If you’ve already accepted that no adventure is even intended to survive contact with the DM, this adventure is great. It’s got plenty of good pieces to steal. It isn’t even a great stretch to fix: crank up the difficulty of the fights and rewrite the conclusion of the yuan-ti thread. I think that would be the rug that pulled the whole room together. If you’re running it, dig into James’s lavish descriptions and push them even further to express the vileness of standing on an intrusion of the Abyss into Prime.

In the face of these critiques, you have to understand that WotC’s official mega-adventures are getting judged on how well they can be broken down for parts, not whether they hold together on their own. (Except for Curse of Strahd, which from what I hear is just magic right out of the gate.) I think it would be grossly unfair to hold adventures by a single writer to a different standard.

If and when a revision shows up on the DM’s Guild, I will update this review.


The Revision is Here!

Version 1.1 reached the DM’s Guild earlier this week, and James has made a number of fixes. There are inevitably going to be some that I miss, because I don’t have a full change log at my fingertips. Here’s what I’ve caught:

  • The issue with hallow‘s casting time making it almost certain death in the dungeon’s environment (in the Faction Assignment hook) got resolved by introducing a magic item capable of casting hallow in a single action, by destroying the item. Good fix.
  • Part One: The fight with Cyndreth got tweaked (she shifts to negotiation after 100 hit points of damage rather than 50), Cyndreth got promoted from a young to an adult red dragon, and the overland travel hazards got trimmed down to a single saving throw. There’s explicit handling for Cyndreth transporting the PCs to the adventure site – a logical outcome of the encounter that also negates the half-page of hazards from the first version. Good changes, even though I liked the hazards before. There’s still some danger that the PCs murder Cyndreth before she can get a word in edgewise. I assume there are also session-length concerns motivating this change.
  • Part Two
    • The stone golems in area A3 were scaled down in v1.0, and are now back to full strength, or greater if the PCs are a Very Strong party.
    • The shadow demon encounter in A4 is more dangerous and interesting. There’s a chance that things go badly enough to be a real problem, but it’s quite a slim chance.
    • A5 is a harder fight.
    • A6 is a smaller fight… but this is not their final form.
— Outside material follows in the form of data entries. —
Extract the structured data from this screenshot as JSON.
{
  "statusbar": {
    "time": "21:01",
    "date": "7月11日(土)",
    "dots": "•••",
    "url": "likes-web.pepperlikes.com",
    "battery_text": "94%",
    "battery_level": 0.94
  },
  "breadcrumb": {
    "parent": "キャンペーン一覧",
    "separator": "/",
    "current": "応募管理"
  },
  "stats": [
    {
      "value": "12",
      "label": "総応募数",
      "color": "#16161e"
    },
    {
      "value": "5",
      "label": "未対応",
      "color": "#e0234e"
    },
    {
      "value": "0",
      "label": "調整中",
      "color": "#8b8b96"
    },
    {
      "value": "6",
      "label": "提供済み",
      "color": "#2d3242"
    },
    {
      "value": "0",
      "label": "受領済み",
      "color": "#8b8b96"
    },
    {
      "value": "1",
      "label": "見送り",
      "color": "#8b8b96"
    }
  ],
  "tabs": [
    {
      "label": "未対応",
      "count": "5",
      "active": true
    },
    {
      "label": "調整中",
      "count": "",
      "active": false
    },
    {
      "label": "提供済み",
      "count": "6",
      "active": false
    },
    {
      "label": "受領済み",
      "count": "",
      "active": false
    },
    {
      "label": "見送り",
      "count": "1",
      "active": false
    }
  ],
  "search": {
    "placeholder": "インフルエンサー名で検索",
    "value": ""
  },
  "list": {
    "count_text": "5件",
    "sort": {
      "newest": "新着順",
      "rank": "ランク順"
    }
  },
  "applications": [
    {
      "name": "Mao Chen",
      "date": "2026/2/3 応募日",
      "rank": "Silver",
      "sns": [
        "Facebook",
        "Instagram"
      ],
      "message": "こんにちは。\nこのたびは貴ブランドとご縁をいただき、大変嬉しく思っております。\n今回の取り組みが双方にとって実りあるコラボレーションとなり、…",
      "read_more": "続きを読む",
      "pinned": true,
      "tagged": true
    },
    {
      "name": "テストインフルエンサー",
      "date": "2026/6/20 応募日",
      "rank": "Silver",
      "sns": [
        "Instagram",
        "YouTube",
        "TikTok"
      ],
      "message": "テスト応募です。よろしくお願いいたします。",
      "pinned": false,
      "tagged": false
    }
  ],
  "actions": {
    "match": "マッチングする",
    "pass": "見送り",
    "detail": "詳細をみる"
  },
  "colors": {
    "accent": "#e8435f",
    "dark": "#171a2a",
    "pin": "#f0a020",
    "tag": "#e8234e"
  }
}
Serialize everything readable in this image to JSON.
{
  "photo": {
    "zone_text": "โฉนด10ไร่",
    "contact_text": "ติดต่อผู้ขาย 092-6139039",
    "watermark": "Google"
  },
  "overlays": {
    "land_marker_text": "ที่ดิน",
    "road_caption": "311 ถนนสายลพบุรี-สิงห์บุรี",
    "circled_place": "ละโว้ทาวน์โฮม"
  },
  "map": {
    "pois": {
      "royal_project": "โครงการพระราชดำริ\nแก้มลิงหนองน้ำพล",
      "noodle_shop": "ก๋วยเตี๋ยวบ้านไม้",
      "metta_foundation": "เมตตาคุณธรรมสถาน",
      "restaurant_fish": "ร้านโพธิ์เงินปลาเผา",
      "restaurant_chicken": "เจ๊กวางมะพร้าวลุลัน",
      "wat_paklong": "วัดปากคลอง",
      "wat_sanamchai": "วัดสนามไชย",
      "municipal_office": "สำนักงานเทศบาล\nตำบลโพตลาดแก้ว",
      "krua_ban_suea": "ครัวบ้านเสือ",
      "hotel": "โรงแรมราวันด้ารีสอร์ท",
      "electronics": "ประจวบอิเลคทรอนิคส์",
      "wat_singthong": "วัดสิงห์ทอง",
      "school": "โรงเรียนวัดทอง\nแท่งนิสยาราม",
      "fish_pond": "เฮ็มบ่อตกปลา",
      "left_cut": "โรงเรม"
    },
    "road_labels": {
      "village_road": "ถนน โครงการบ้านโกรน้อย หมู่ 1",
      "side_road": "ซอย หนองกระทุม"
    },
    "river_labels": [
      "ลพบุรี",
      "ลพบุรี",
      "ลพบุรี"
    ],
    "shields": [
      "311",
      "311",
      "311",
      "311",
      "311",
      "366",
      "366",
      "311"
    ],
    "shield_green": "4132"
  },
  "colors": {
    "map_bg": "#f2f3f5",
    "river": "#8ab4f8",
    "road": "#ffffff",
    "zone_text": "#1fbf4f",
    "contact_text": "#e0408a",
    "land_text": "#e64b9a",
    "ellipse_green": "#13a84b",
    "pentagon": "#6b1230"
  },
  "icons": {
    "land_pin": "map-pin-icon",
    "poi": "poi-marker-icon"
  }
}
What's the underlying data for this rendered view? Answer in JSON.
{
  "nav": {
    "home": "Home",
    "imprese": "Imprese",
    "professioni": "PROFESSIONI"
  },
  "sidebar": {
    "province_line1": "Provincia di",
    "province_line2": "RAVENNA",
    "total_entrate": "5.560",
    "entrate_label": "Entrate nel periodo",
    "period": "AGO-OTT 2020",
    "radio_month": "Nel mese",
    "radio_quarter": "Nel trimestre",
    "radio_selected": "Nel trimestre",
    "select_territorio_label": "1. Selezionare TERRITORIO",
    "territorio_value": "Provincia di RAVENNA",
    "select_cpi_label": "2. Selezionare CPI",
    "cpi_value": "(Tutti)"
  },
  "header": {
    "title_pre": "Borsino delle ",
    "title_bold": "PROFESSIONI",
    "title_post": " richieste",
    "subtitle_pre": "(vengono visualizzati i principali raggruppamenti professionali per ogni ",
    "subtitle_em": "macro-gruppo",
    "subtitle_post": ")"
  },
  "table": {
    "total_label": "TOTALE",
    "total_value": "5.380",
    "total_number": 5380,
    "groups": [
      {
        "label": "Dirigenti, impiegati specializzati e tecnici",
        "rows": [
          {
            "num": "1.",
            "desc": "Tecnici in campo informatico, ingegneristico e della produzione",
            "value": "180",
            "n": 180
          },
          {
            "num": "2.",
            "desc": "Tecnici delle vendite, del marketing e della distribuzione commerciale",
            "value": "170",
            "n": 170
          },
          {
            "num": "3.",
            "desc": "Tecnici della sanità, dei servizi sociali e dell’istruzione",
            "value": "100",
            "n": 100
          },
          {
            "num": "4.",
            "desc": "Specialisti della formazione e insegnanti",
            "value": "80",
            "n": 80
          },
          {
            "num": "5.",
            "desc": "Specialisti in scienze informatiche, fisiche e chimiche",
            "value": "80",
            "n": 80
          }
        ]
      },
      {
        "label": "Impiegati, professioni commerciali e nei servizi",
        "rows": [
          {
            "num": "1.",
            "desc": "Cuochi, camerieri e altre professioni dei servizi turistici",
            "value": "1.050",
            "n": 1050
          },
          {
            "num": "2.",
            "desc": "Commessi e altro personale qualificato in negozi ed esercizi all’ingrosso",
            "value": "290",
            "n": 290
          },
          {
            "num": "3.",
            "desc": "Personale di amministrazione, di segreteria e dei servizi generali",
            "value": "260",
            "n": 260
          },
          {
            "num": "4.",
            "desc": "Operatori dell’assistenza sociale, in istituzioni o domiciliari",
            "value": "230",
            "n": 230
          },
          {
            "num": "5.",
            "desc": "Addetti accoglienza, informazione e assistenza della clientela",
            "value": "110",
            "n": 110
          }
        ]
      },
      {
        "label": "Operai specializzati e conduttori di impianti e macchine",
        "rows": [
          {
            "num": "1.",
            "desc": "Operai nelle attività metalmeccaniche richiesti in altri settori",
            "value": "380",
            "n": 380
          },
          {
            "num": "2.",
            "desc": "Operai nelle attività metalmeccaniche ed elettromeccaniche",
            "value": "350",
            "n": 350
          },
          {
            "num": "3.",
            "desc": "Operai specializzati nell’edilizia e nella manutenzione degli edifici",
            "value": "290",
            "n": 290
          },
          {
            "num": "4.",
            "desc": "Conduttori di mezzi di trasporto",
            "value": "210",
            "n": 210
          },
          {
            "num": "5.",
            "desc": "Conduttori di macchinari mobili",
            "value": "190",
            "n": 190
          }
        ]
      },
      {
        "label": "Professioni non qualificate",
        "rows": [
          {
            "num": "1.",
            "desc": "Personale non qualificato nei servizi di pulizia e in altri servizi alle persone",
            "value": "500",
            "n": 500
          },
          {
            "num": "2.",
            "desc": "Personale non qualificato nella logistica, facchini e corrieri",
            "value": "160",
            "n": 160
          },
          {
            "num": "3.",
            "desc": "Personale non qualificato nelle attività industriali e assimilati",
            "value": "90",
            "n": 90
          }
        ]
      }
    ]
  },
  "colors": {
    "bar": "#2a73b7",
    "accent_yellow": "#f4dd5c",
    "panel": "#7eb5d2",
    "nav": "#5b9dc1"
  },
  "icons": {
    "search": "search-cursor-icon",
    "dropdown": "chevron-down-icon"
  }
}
The firenewt warlocks become exploding fire elementals when killed, so um. That’s a lot more damage output. (Fire immunity would be obscenely overpowered here.)
    • James wrote a whole blog post to explain a change to Region B’s general features.
    • Resting in Region B was dangerous before, but it’s even more so now.
    • Entering B1 now closes the way behind you (so prepare disintegrate, I guess), to make sure you can’t retreat to Region A to rest.
    • The benefits of most of the wizard spirits are toned down.
    • In B6, Goryx got promoted from a hezrou to a nalfeshnee, a Challenge rating boost of 4. That’ll learn ’em.
    • In B7, the damage of the hazards got doubled.
  • Part Three has no technical changes of its own, but the changes listed above may make a big difference in the overall sense of challenge – especially the reduced contribution of the wizard spirits.
  • The first map in the Appendices is now marked with area numbers. This is a big improvement.

As a result of these changes, I’ve adjusted my rating for the module, from a 7/10 to a 9/10. This adventure has been put through its paces by many more adventuring parties and beefed up appropriately. It’s more than just the lethality that has improved – there are also new wrinkles in several of those encounters that make them more compelling. Also, for real, if you’re publishing adventure content for characters of 11th level or higher, read what James has to say about forbiddance. It’ll save you a headache.


One More Note

On a personal note, over in Harbinger of Doom, I’m celebrating 400 posts with a drawing to give away a copy of Betrayal at Baldur’s Gate. Go enter the drawing!